** Supplied data follows **

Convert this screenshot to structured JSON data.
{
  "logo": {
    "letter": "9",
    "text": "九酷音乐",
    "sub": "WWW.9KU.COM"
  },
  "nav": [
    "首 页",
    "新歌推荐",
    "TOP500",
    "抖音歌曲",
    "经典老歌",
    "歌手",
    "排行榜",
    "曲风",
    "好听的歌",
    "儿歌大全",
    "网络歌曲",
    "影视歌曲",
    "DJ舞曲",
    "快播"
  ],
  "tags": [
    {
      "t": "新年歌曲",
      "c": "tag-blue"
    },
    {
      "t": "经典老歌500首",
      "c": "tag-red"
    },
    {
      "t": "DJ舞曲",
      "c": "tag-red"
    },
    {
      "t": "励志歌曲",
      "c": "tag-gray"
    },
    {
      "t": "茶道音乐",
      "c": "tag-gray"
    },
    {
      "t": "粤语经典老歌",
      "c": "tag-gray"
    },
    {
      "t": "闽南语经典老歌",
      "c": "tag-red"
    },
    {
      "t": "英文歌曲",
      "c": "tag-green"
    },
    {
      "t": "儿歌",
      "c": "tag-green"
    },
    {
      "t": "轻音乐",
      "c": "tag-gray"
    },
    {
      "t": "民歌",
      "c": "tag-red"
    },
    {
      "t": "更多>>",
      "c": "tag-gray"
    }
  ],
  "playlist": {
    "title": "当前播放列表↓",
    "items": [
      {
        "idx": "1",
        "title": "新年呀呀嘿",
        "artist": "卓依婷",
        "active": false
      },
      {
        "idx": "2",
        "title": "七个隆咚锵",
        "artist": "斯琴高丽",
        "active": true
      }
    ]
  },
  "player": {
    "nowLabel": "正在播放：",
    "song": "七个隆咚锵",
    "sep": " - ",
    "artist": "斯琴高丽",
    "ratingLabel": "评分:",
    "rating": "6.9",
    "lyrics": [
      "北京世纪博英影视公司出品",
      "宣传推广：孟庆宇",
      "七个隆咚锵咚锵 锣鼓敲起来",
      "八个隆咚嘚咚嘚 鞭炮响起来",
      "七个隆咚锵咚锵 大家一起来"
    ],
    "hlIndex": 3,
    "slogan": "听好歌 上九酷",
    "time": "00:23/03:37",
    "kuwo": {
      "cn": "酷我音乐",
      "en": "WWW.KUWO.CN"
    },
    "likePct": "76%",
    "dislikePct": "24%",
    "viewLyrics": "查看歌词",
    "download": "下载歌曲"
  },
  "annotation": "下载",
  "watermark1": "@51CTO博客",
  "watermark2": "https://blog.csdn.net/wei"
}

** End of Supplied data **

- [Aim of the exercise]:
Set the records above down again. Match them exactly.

- [Output]:
Convert this screenshot to structured JSON data.
{
  "logo": {
    "letter": "9",
    "text": "九酷音乐",
    "sub": "WWW.9KU.COM"
  },
  "nav": [
    "首 页",
    "新歌推荐",
    "TOP500",
    "抖音歌曲",
    "经典老歌",
    "歌手",
    "排行榜",
    "曲风",
    "好听的歌",
    "儿歌大全",
    "网络歌曲",
    "影视歌曲",
    "DJ舞曲",
    "快播"
  ],
  "tags": [
    {
      "t": "新年歌曲",
      "c": "tag-blue"
    },
    {
      "t": "经典老歌500首",
      "c": "tag-red"
    },
    {
      "t": "DJ舞曲",
      "c": "tag-red"
    },
    {
      "t": "励志歌曲",
      "c": "tag-gray"
    },
    {
      "t": "茶道音乐",
      "c": "tag-gray"
    },
    {
      "t": "粤语经典老歌",
      "c": "tag-gray"
    },
    {
      "t": "闽南语经典老歌",
      "c": "tag-red"
    },
    {
      "t": "英文歌曲",
      "c": "tag-green"
    },
    {
      "t": "儿歌",
      "c": "tag-green"
    },
    {
      "t": "轻音乐",
      "c": "tag-gray"
    },
    {
      "t": "民歌",
      "c": "tag-red"
    },
    {
      "t": "更多>>",
      "c": "tag-gray"
    }
  ],
  "playlist": {
    "title": "当前播放列表↓",
    "items": [
      {
        "idx": "1",
        "title": "新年呀呀嘿",
        "artist": "卓依婷",
        "active": false
      },
      {
        "idx": "2",
        "title": "七个隆咚锵",
        "artist": "斯琴高丽",
        "active": true
      }
    ]
  },
  "player": {
    "nowLabel": "正在播放：",
    "song": "七个隆咚锵",
    "sep": " - ",
    "artist": "斯琴高丽",
    "ratingLabel": "评分:",
    "rating": "6.9",
    "lyrics": [
      "北京世纪博英影视公司出品",
      "宣传推广：孟庆宇",
      "七个隆咚锵咚锵 锣鼓敲起来",
      "八个隆咚嘚咚嘚 鞭炮响起来",
      "七个隆咚锵咚锵 大家一起来"
    ],
    "hlIndex": 3,
    "slogan": "听好歌 上九酷",
    "time": "00:23/03:37",
    "kuwo": {
      "cn": "酷我音乐",
      "en": "WWW.KUWO.CN"
    },
    "likePct": "76%",
    "dislikePct": "24%",
    "viewLyrics": "查看歌词",
    "download": "下载歌曲"
  },
  "annotation": "下载",
  "watermark1": "@51CTO博客",
  "watermark2": "https://blog.csdn.net/wei"
}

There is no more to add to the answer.